What would happen if the leaders of The Gathering would sit down with a few quality Black leaders and learn about our work? Perhaps they could be challenged to be trendsetters instead of trend followers. To all my white friends that help make a difference by living, giving, and serving alongside black led ministries, I’ve got nothing but love for you, and I thank you from the bottom of my heart for trusting that Black leaders can do a good job. To all my Anglo brothers and sisters who do not yet support an African American-led organization, I urge you to join us as we change the world.
I’ve been thinking about my take and his response. As a result of the article he has invited me to join a group of minority led ministries to talk about this. I stand by the quote because I don’t think it is overt racism as much as it is minorities do not circulate in the same circles as ministries led by white, well-connected leaders.
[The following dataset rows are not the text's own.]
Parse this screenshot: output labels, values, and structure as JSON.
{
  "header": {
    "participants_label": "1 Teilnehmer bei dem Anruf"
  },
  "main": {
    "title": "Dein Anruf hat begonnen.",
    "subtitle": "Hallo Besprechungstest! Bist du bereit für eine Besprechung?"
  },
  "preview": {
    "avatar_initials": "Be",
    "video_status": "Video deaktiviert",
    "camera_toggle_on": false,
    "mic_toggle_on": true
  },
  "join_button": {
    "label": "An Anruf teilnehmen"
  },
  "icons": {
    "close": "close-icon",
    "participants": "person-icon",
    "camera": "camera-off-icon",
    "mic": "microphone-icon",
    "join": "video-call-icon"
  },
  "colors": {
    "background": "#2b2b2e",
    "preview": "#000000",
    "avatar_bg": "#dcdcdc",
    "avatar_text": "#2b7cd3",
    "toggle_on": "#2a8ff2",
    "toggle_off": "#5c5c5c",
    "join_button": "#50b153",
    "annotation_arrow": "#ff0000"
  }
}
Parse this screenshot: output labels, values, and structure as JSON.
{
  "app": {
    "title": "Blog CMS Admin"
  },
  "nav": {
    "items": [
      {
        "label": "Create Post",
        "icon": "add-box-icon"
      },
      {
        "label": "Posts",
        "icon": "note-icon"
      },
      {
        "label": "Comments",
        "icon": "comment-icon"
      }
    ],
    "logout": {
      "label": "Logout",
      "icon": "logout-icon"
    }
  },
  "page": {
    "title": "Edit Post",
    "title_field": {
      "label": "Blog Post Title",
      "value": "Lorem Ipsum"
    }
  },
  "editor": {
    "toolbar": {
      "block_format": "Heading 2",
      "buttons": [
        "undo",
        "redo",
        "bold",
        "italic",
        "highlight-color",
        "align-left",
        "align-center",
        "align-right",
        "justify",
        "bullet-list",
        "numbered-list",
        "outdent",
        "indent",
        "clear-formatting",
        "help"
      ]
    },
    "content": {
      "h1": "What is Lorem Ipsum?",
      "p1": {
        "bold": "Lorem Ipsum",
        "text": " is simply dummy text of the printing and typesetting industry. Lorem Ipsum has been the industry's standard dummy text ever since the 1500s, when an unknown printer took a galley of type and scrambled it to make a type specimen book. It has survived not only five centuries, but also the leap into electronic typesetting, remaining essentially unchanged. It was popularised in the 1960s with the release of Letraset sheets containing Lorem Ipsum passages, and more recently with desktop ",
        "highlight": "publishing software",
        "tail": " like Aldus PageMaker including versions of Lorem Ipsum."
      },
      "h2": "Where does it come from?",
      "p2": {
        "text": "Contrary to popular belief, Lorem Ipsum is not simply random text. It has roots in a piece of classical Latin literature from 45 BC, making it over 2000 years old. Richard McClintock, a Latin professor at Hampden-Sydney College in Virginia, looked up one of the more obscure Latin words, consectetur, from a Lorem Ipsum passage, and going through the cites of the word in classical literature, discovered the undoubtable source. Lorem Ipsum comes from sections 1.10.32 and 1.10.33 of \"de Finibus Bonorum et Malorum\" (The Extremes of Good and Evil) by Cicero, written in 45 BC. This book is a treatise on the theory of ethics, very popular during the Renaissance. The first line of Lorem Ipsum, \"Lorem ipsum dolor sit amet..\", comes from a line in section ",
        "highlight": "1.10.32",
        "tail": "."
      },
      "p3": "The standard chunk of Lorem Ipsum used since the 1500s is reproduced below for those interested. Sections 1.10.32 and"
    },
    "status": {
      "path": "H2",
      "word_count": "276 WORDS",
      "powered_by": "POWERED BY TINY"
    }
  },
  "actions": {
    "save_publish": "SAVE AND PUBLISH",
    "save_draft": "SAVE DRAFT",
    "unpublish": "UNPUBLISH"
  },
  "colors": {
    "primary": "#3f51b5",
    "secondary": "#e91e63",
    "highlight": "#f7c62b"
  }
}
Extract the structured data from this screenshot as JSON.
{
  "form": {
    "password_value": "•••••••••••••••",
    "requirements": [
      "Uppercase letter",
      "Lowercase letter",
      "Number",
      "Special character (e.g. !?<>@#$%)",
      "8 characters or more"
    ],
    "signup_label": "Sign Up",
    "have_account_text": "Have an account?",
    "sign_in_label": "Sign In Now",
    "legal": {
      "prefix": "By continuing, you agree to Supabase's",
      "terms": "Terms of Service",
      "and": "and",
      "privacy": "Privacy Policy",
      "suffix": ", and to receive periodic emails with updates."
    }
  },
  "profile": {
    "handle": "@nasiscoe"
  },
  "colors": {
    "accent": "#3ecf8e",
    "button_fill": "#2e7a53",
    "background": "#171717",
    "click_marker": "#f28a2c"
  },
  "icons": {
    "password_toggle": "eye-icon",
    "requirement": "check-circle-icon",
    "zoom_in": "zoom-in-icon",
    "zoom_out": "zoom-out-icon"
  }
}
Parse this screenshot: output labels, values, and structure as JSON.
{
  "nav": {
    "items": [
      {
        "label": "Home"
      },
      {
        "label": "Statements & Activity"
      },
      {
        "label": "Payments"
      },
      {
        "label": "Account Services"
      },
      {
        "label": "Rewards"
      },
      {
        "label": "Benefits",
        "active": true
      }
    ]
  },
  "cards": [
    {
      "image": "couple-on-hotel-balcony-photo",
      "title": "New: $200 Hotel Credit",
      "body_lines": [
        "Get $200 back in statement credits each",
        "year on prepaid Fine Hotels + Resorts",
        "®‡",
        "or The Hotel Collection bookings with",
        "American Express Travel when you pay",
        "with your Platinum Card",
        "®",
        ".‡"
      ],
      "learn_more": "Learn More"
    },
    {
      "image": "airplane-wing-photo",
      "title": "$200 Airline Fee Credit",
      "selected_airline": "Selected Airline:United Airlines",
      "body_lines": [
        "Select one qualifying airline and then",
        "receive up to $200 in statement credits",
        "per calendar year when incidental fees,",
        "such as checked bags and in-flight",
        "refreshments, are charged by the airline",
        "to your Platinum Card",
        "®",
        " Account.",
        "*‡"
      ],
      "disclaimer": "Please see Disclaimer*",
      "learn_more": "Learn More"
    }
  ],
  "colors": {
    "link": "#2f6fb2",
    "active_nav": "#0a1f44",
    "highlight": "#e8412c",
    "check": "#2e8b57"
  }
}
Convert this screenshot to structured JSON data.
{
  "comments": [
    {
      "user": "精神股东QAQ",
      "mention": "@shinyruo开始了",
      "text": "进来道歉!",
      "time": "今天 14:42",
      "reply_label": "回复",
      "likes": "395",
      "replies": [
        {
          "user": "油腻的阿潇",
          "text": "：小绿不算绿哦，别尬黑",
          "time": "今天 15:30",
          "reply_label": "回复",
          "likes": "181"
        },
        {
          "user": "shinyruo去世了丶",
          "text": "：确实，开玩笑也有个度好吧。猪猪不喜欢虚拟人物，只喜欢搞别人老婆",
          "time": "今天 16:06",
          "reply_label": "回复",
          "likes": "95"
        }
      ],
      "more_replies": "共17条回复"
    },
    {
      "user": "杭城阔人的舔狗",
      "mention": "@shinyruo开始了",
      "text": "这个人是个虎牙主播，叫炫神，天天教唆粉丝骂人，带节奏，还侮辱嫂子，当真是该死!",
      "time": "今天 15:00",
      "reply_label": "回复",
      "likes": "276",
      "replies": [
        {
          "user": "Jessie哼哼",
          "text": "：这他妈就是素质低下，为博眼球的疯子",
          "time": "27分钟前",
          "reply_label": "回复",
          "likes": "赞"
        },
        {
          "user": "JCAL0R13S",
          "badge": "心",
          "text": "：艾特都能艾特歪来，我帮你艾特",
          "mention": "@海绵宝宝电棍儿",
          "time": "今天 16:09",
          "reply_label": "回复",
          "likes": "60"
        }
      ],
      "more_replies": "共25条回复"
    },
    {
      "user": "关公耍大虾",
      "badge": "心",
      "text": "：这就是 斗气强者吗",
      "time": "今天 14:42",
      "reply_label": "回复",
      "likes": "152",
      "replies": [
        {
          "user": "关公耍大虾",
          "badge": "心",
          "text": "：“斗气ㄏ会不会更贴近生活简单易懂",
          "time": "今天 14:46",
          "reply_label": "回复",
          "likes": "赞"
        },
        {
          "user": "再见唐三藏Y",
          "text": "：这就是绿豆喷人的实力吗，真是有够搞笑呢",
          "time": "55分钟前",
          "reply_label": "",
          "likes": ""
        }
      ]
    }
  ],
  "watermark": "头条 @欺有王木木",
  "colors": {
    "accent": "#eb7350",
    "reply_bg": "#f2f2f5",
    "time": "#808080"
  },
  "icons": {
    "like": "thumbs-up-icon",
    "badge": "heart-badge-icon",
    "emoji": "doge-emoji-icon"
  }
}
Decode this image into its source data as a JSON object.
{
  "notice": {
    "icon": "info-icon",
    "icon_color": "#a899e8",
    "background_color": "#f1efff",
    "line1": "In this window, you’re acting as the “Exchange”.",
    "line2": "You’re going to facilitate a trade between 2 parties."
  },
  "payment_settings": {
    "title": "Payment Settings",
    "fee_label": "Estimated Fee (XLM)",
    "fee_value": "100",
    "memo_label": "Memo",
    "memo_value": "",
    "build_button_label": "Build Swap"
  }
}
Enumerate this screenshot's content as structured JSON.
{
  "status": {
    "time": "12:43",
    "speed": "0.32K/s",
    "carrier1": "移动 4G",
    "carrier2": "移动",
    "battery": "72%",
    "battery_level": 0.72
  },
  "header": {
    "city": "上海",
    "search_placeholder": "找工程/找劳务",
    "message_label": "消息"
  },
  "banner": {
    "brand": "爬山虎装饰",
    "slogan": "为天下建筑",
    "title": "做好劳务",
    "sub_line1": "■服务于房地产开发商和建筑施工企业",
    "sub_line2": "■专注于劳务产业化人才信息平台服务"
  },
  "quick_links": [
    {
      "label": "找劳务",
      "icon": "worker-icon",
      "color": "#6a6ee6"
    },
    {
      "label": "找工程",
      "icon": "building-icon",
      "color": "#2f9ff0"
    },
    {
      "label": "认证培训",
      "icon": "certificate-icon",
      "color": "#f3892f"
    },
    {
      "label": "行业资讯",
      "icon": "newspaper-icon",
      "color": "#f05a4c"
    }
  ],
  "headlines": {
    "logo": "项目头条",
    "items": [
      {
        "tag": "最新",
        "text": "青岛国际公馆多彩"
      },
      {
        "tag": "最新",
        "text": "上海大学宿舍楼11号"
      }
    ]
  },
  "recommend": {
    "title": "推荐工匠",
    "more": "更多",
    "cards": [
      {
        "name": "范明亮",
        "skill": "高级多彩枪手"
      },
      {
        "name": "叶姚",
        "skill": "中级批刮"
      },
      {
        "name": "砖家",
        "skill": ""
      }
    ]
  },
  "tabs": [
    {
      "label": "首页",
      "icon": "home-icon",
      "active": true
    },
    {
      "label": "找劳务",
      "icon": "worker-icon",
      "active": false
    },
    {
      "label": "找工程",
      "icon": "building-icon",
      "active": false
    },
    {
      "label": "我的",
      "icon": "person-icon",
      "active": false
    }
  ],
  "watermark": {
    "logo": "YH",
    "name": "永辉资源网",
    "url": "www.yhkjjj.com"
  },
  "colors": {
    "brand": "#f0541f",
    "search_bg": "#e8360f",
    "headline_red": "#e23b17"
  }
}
At least, that is my experience.Comments
I spent an hour on the phone this morning with Dave Hillis, the relatively new President of Leadership Foundations (www.leadershipfoundations.org). I was first introduced to LF many years ago through Reid Carpenter – a genuine cowboy and former Young Life leader. As everyone says semi-seriously, “If you were in Urban Young Life you moved to Leadership Foundations when you got older. If you were in regular Young Life you moved to the Fellowship.” Probably a good deal of truth in that.
Anyway, for years the Leadership Foundations were local city initiatives with a wide variety of missions that often started with hosting prayer breakfasts, working with city leadership, pastor and ministries. Always a little vague and definitely varied in their approach from city to city, it was hard to pin down what exactly they were accomplishing and how they measured their results. Several years ago they created an association with a central office and wanted to establish a bit of uniformity (bad word) for the movement and figure out ways to set some standards regarding the work around the country and the world. It’s been a transition in many ways. There has been a leadership transition from Reid to Dave.
Succession is always a challenge but it sounds like they have addressed it well without killing the founder or the founder killing the organization. As you know, that happens all too often. They’ve done some rigorous work in defining which local LF’s are in the development stage and which are established. In other words, it sounds like they have moved from the highly entrepreneurial stage to the managed stage. If you want to know more, contact Dave at (253)272-0771 or email@example.comComments